Asian American & Pacific Islander Community Summit

Mia Guevarra, President, Akbayan SJSU - addresses a breakout session.

Mia Guevarra, President, Akbayan SJSU - addresses a breakout session.

by Leon Kimura

On Friday March 4th, the AAPI Community Summit at San Jose State University provided the opportunity to interact with many of the campus AAPI students, organization leaders and faculty. FYI, in a previous open forum, the students identified as issues on campus:

  • Lack of AAPI representation (events, resources, community engagement, cultural celebrations and holidays)
  • Model Minority myth expectation/pressure (especially in certain majors)
  • Need for mental health resources focused for the AAPI community
  • Decrease in available Asian American Studies sections and enrollment
  • Low numbers of AAPI faculty and staff
  • Lack of resources and funding specific for AAPIs

Dr. Michael Chang, founder of the Asian Pacific American Leadership Institute at De Anza college, made a welcoming presentation to help guide how to effect change.  He advised strategies such as always lean forward and not just stand still because the squeaky wheel gets the grease, work collectively, be visionary by developing a plan, be effective in institutional change by developing a path, and always take care of yourself by staying healthy.

During the summit sessions I attended, I learned that the landscape of AAPI ethnicity is becoming increasingly complex with the greater interracial mixes, let alone the new sexual and gender associations, etc.  Therefore, the binary fashion that race has traditionally been discussed is no longer adequate since these associations are no longer so black and white.  We now need a greater vocabulary and concepts to address the increasing complexities. As an aside, I noted that the students brought forth arguments both for and against racial dis-aggregation. On one hand, you want to separate out racial data to better understand the needs of individual ethnic groups but on the other, the groups, or more accurately, individual students, want to feel included and a part of the larger whole of being “Asian American”.

Part of the discussion outcomes was about the need to to have visual references on campus for the AAPI students like others have the Tommie Smith/John Carlos statues and Cesar Chavez monument. Murals were suggested as a means to accomplish this and I suggested a global map incorporating a theme of showing all the AAPI countries to provide viewers the educational reference and to reinforce the inclusionary message for the students.

The students also made further comments about the support (or lack of) by the University for their needs including not being provided with space or a resource center(s) for their clubs to meet. After hearing the frustration of the students, I offered the Issei Memorial Building (IMB) as a safe haven to come and hold their meetings. At least until they could get on campus facilities from the University administration.  I explained that the JACL supports all ethnicities and indeed, all Americans, and are not exclusively JA.  Our Chapter has been working to foster connections with the SJSU students and it would be mutually beneficial if we could bring them into Japantown and expose them to our community and Chapter to possibly garner new participation and youthful energy.  Perhaps, an inclusive SJSU AAPI club collaborative could meet at the IMB with spinoff activities by all the various AAPI factions...

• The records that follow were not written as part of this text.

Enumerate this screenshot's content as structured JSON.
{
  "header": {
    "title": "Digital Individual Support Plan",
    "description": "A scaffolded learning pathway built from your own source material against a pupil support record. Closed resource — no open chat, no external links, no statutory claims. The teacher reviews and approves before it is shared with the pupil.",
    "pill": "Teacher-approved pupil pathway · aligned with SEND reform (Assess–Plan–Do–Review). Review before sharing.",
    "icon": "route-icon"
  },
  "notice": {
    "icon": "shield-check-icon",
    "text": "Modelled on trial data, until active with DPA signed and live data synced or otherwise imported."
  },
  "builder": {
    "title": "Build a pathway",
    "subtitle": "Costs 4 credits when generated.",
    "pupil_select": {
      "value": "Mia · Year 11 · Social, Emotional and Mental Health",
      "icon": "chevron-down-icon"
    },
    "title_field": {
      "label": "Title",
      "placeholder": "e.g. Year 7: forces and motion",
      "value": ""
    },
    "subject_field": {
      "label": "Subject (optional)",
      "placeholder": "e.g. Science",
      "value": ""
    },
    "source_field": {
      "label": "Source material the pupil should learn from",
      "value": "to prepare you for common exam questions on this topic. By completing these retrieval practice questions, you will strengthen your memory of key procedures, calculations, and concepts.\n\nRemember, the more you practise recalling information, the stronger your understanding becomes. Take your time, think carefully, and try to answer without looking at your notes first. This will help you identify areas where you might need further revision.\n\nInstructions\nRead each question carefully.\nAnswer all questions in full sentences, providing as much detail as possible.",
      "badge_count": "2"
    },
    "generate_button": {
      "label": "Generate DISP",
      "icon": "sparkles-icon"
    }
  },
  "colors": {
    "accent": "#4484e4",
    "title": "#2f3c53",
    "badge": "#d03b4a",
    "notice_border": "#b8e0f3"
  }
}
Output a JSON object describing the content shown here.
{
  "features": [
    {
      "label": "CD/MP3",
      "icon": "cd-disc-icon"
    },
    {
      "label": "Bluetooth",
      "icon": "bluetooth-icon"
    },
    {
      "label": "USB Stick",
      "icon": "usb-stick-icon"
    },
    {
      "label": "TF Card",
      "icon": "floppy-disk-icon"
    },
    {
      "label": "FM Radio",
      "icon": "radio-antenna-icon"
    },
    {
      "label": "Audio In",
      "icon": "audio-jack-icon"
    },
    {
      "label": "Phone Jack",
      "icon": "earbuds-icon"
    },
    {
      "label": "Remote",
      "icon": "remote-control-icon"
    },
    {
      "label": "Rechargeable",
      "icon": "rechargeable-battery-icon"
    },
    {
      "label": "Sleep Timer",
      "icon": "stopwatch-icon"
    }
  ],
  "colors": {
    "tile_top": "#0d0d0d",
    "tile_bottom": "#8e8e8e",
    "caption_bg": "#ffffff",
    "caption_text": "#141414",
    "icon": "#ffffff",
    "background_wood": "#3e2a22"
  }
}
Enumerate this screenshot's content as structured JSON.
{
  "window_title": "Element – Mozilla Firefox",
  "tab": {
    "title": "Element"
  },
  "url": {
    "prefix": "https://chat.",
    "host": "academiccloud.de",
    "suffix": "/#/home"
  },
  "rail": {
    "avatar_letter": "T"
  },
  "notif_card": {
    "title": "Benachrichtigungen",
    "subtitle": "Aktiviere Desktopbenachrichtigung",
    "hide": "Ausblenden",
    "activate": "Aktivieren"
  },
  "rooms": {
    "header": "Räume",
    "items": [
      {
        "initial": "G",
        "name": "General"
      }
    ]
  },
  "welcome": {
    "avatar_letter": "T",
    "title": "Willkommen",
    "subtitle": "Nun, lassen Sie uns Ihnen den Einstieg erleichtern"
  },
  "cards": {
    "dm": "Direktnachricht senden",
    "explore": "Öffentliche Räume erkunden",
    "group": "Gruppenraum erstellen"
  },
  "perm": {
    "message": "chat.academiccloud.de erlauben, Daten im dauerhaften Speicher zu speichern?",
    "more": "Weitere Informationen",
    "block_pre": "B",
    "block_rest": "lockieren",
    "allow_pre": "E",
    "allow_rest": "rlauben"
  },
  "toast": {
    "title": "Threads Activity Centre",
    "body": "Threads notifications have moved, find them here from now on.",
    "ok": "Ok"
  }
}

I also spoke to members of the faculty about partnerships between the University AAPI instructors/courses and Japantown and was told by Professor Hien Do, Ph.D - Professor and Coordinator of Asian American Studies, that they had worked with our community previously but was instructed by the Administration to stop due to insurance concerns. I explained that if he wished to reactivate a working relationship between the University students/classes with the SJ JACL, we could discuss having cooperative educational activities covered under our insurance policy. 

It will be great if some positive results from these discussions and interactions with the students and faculty occur! And in closing, I would also like to thank the Asian & Pacific Islander Faculty and Staff Association (APIFSA) for the invitation to attend.